- Avoid slumped sitting
Imagine the cartilage fibres that make up the disc being red, sore and inflamed. If this area is stretched, you can understand why you pain will be worse. Instead, if you need to sit, ensure that your bum is at the back of the chair, your knees are lower than your hips and that your feet are on the ground. It is a good idea to use a support (cushion, rolled up towel or jumper) in your lower back to help prevent a slump.
- Walk little and often
Walking is extremely important with disc related low back pain. Firstly it involves general movement which has been shown to be crucial for disc related low back pain. It also keeps the spine in an extended position and therefore avoids the flexion (bend forward) that disc pain can be aggravated by. You should note that the distance to be walked each time will depend on the individual and the symptoms that they exhibit at the time. Pacing yourself is key. Start with short walks on flat ground. Do not go too far on the first attempt. See how you back pain reacts to the walk and alter the distance / time of your next walk accordingly with your aim being to increase distance / time as your symptoms allow.
- Use heat for pain relief
One of the most painful parts of having disc related low back pain is the associated muscle spasm. Using heat can be an extremely effective method in reducing this muscle spasm and therefore controlling your pain. Use a microwave heat pack, hot water bottle, heat rub or hot shower to apply the heat. Remember “tip 1”!! Do not sit in a slumped posture while you apply heat.
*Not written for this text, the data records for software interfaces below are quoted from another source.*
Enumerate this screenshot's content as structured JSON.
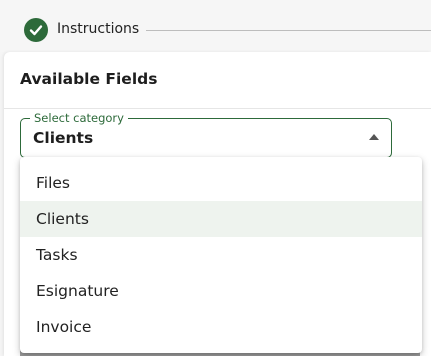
{
  "stepper": {
    "step_label": "Instructions",
    "accent": "#2d6a3a"
  },
  "panel": {
    "title": "Available Fields"
  },
  "category_select": {
    "legend": "Select category",
    "value": "Clients",
    "options": [
      {
        "label": "Files",
        "selected": false
      },
      {
        "label": "Clients",
        "selected": true
      },
      {
        "label": "Tasks",
        "selected": false
      },
      {
        "label": "Esignature",
        "selected": false
      },
      {
        "label": "Invoice",
        "selected": false
      }
    ]
  }
}
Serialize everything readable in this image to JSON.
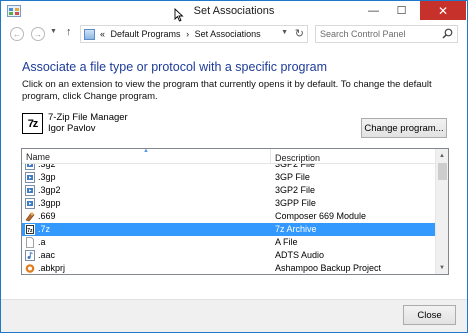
{
  "window": {
    "title": "Set Associations",
    "minimize_glyph": "—",
    "maximize_glyph": "☐",
    "close_glyph": "✕"
  },
  "nav": {
    "back_icon": "back-arrow-icon",
    "forward_icon": "forward-arrow-icon",
    "up_icon": "up-arrow-icon",
    "breadcrumb_prefix": "«",
    "breadcrumb": [
      "Default Programs",
      "Set Associations"
    ],
    "breadcrumb_separator": "›",
    "search_placeholder": "Search Control Panel"
  },
  "content": {
    "heading": "Associate a file type or protocol with a specific program",
    "description": "Click on an extension to view the program that currently opens it by default. To change the default program, click Change program.",
    "program": {
      "icon_text": "7z",
      "name": "7-Zip File Manager",
      "author": "Igor Pavlov"
    },
    "change_program_label": "Change program..."
  },
  "list": {
    "columns": [
      "Name",
      "Description"
    ],
    "rows": [
      {
        "ext": ".3g2",
        "description": "3GP2 File",
        "icon": "video-file-icon",
        "partial": true
      },
      {
        "ext": ".3gp",
        "description": "3GP File",
        "icon": "video-file-icon"
      },
      {
        "ext": ".3gp2",
        "description": "3GP2 File",
        "icon": "video-file-icon"
      },
      {
        "ext": ".3gpp",
        "description": "3GPP File",
        "icon": "video-file-icon"
      },
      {
        "ext": ".669",
        "description": "Composer 669 Module",
        "icon": "media-module-icon"
      },
      {
        "ext": ".7z",
        "description": "7z Archive",
        "icon": "archive-icon",
        "selected": true
      },
      {
        "ext": ".a",
        "description": "A File",
        "icon": "generic-file-icon"
      },
      {
        "ext": ".aac",
        "description": "ADTS Audio",
        "icon": "audio-file-icon"
      },
      {
        "ext": ".abkprj",
        "description": "Ashampoo Backup Project",
        "icon": "backup-project-icon",
        "partial": true
      }
    ]
  },
  "footer": {
    "close_label": "Close"
  },
  "colors": {
    "heading": "#1e3c9a",
    "selection": "#3399ff",
    "close_button": "#c7312b",
    "window_border": "#1f78c8"
  }
}
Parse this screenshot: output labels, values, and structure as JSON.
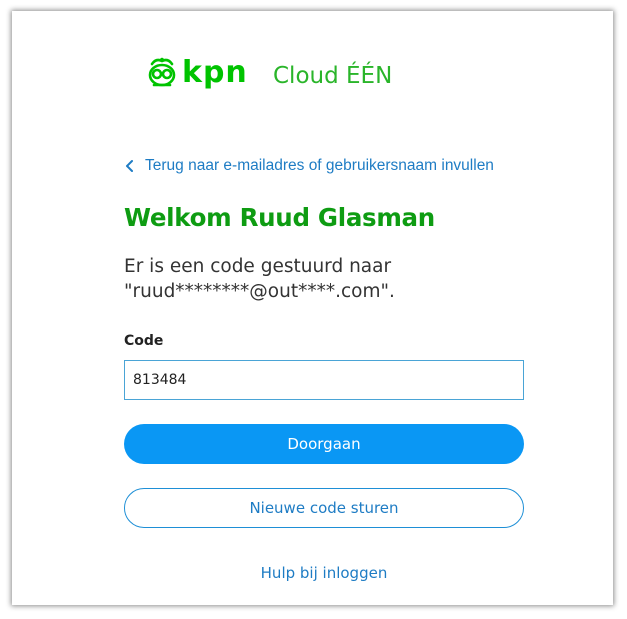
{
  "brand": {
    "logo_text": "kpn",
    "product_name": "Cloud ÉÉN",
    "logo_icon": "kpn-crown-icon",
    "color_green": "#00c300"
  },
  "back_link": {
    "label": "Terug naar e-mailadres of gebruikersnaam invullen",
    "icon": "chevron-left-icon"
  },
  "heading": "Welkom Ruud Glasman",
  "message": "Er is een code gestuurd naar \"ruud********@out****.com\".",
  "code_field": {
    "label": "Code",
    "value": "813484"
  },
  "buttons": {
    "continue_label": "Doorgaan",
    "resend_label": "Nieuwe code sturen"
  },
  "help_link": "Hulp bij inloggen",
  "colors": {
    "accent_blue": "#0a97f4",
    "link_blue": "#1e7cc4",
    "heading_green": "#0e9c12"
  }
}
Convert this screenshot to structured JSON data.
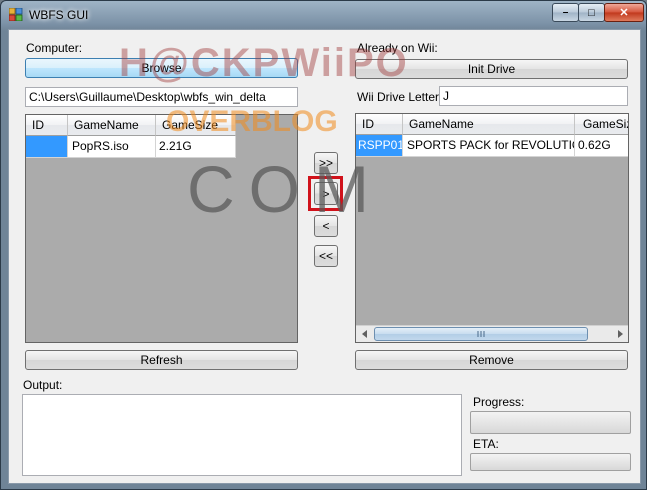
{
  "window": {
    "title": "WBFS GUI",
    "controls": {
      "minimize": "–",
      "maximize": "□",
      "close": "✕"
    }
  },
  "left": {
    "label": "Computer:",
    "browse_label": "Browse",
    "path_value": "C:\\Users\\Guillaume\\Desktop\\wbfs_win_delta",
    "columns": [
      "ID",
      "GameName",
      "GameSize"
    ],
    "rows": [
      {
        "id": "",
        "name": "PopRS.iso",
        "size": "2.21G"
      }
    ],
    "refresh_label": "Refresh"
  },
  "transfer": {
    "all_right": ">>",
    "one_right": ">",
    "one_left": "<",
    "all_left": "<<"
  },
  "right": {
    "label": "Already on Wii:",
    "init_label": "Init Drive",
    "drive_label": "Wii Drive Letter",
    "drive_value": "J",
    "columns": [
      "ID",
      "GameName",
      "GameSize"
    ],
    "rows": [
      {
        "id": "RSPP01",
        "name": "SPORTS PACK for REVOLUTION",
        "size": "0.62G"
      }
    ],
    "remove_label": "Remove"
  },
  "output": {
    "label": "Output:",
    "value": ""
  },
  "progress": {
    "label": "Progress:",
    "value": 0,
    "eta_label": "ETA:",
    "eta_value": ""
  },
  "watermark": {
    "line1": "H@CKPWiiPO",
    "line2": "OVERBLOG",
    "line3": "COM"
  },
  "colors": {
    "selection": "#3399ff",
    "highlight_frame": "#d0121b",
    "watermark_red": "#e0281e",
    "watermark_orange": "#f08a1c",
    "watermark_grey": "#707070"
  }
}
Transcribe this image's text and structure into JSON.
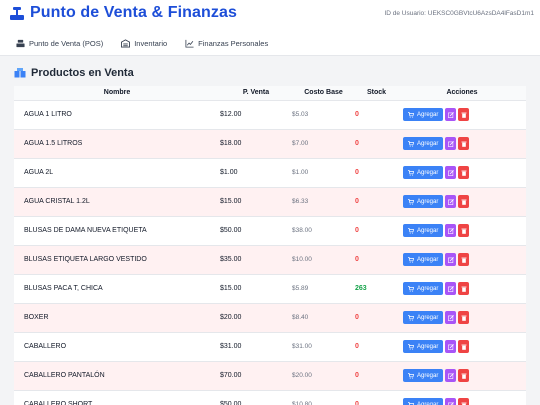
{
  "header": {
    "title": "Punto de Venta & Finanzas",
    "user_id": "ID de Usuario: UEKSC0GBVtcU6AzsDA4lFasD1m1"
  },
  "nav": {
    "items": [
      {
        "label": "Punto de Venta (POS)",
        "icon": "cash-register-icon"
      },
      {
        "label": "Inventario",
        "icon": "warehouse-icon"
      },
      {
        "label": "Finanzas Personales",
        "icon": "chart-line-icon"
      }
    ]
  },
  "section": {
    "title": "Productos en Venta",
    "icon": "boxes-icon"
  },
  "table": {
    "headers": [
      "Nombre",
      "P. Venta",
      "Costo Base",
      "Stock",
      "Acciones"
    ],
    "add_label": "Agregar",
    "rows": [
      {
        "name": "AGUA 1 LITRO",
        "price": "$12.00",
        "cost": "$5.03",
        "stock": "0"
      },
      {
        "name": "AGUA 1.5 LITROS",
        "price": "$18.00",
        "cost": "$7.00",
        "stock": "0"
      },
      {
        "name": "AGUA 2L",
        "price": "$1.00",
        "cost": "$1.00",
        "stock": "0"
      },
      {
        "name": "AGUA CRISTAL 1.2L",
        "price": "$15.00",
        "cost": "$6.33",
        "stock": "0"
      },
      {
        "name": "BLUSAS DE DAMA NUEVA ETIQUETA",
        "price": "$50.00",
        "cost": "$38.00",
        "stock": "0"
      },
      {
        "name": "BLUSAS ETIQUETA LARGO VESTIDO",
        "price": "$35.00",
        "cost": "$10.00",
        "stock": "0"
      },
      {
        "name": "BLUSAS PACA T, CHICA",
        "price": "$15.00",
        "cost": "$5.89",
        "stock": "263"
      },
      {
        "name": "BOXER",
        "price": "$20.00",
        "cost": "$8.40",
        "stock": "0"
      },
      {
        "name": "CABALLERO",
        "price": "$31.00",
        "cost": "$31.00",
        "stock": "0"
      },
      {
        "name": "CABALLERO PANTALÓN",
        "price": "$70.00",
        "cost": "$20.00",
        "stock": "0"
      },
      {
        "name": "CABALLERO SHORT",
        "price": "$50.00",
        "cost": "$10.80",
        "stock": "0"
      }
    ]
  },
  "colors": {
    "brand": "#1d4ed8",
    "add_button": "#3b82f6",
    "edit_button": "#a855f7",
    "delete_button": "#ef4444",
    "stock_zero": "#ef4444",
    "stock_positive": "#16a34a",
    "row_alt": "#fff1f2"
  }
}
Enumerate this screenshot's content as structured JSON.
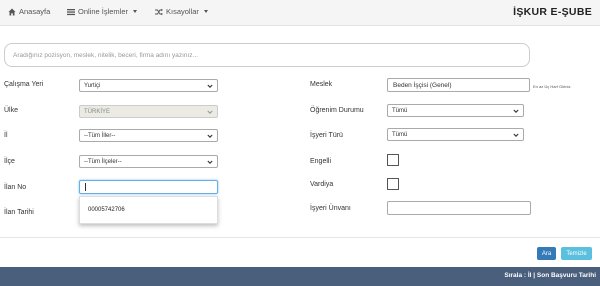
{
  "nav": {
    "home": "Anasayfa",
    "online": "Online İşlemler",
    "shortcuts": "Kısayollar",
    "brand": "İŞKUR E-ŞUBE"
  },
  "search": {
    "placeholder": "Aradığınız pozisyon, meslek, nitelik, beceri, firma adını yazınız..."
  },
  "form": {
    "calisma_yeri": {
      "label": "Çalışma Yeri",
      "value": "Yurtiçi"
    },
    "ulke": {
      "label": "Ülke",
      "value": "TÜRKİYE"
    },
    "il": {
      "label": "İl",
      "value": "--Tüm İller--"
    },
    "ilce": {
      "label": "İlçe",
      "value": "--Tüm İlçeler--"
    },
    "ilan_no": {
      "label": "İlan No",
      "value": ""
    },
    "ilan_tarihi": {
      "label": "İlan Tarihi"
    },
    "meslek": {
      "label": "Meslek",
      "value": "Beden İşçisi (Genel)",
      "hint": "En az Üç Harf Giriniz."
    },
    "ogrenim": {
      "label": "Öğrenim Durumu",
      "value": "Tümü"
    },
    "isyeri_turu": {
      "label": "İşyeri Türü",
      "value": "Tümü"
    },
    "engelli": {
      "label": "Engelli"
    },
    "vardiya": {
      "label": "Vardiya"
    },
    "isyeri_unvani": {
      "label": "İşyeri Ünvanı",
      "value": ""
    }
  },
  "autocomplete": {
    "suggestion": "00005742706"
  },
  "buttons": {
    "search": "Ara",
    "clear": "Temizle"
  },
  "footer": {
    "sort": "Sırala : İl | Son Başvuru Tarihi"
  }
}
- Lie on your front
Lying on your front while leaning on your elbows helps reduce the pressure on the back of the disc by putting your body in an extended position. This may be acutely sore if the disc is bulging as extension can nip the back of the disc between the vertebrae. If you are unable to lean on the elbows, you could try simply lying on your front for a while and slowly increase the extension as pain allows by putting pillows under your chest.
- Do not have a hot bath
Sitting in a hot bath may feel good as the heat helps reduce any muscle spasm. However, the slumped position of a bath will add undue stress to the disc in the low back and once you get out, pain could return and even be worse than before. Instead, follow “tip 3” for heated pain relief.